Exercise aim: Copy each line that contains the string "Planet", taking them from the material.
_ _ _ _
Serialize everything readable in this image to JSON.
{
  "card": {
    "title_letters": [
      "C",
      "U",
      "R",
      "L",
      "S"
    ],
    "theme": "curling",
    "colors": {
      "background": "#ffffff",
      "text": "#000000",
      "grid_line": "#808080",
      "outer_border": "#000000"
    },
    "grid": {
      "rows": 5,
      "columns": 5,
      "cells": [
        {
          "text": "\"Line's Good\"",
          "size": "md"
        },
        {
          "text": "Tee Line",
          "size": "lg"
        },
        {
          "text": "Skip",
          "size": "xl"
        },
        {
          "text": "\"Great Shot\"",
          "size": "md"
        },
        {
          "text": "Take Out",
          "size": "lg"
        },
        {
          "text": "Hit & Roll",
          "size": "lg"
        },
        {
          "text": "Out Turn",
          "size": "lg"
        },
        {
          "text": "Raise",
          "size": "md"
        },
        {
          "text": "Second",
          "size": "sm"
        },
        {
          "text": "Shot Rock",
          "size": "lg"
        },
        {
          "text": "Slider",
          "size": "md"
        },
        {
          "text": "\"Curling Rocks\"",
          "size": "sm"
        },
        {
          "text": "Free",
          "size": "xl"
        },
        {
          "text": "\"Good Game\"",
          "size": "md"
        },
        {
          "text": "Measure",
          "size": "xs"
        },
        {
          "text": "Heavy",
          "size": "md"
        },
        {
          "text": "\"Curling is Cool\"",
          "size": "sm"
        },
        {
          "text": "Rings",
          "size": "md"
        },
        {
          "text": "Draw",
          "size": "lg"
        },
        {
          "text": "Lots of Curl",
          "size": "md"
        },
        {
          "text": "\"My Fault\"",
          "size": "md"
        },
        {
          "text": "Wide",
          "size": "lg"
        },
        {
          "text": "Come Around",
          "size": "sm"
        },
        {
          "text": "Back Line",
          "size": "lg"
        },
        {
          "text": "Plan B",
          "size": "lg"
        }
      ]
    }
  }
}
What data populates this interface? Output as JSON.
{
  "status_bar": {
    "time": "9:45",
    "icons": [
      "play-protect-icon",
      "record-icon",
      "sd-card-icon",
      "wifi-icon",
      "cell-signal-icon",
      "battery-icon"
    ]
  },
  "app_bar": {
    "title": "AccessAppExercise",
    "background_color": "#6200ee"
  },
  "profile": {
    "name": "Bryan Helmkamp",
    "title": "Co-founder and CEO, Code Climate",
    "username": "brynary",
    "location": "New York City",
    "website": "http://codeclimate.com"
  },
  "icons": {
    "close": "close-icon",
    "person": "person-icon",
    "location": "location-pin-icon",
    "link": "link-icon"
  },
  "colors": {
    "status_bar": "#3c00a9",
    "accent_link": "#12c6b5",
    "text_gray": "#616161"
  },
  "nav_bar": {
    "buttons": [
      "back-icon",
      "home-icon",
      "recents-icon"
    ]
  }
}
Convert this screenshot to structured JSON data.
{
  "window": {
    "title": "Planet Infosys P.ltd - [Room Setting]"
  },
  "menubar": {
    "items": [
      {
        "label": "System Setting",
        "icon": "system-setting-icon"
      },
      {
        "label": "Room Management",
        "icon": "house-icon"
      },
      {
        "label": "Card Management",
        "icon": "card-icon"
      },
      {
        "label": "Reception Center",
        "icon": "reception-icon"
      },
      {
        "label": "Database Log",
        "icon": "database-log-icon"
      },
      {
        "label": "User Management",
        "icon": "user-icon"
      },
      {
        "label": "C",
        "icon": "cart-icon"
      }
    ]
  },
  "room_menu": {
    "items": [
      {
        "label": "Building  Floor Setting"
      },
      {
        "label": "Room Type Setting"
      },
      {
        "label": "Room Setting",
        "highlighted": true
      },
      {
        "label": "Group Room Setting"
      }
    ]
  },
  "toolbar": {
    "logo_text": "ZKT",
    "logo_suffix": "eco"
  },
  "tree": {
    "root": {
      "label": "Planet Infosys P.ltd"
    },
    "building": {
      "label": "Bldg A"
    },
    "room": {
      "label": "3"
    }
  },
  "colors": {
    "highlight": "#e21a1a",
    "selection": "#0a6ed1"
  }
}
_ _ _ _
Response:
    "title": "Planet Infosys P.ltd - [Room Setting]"
      "label": "Planet Infosys P.ltd"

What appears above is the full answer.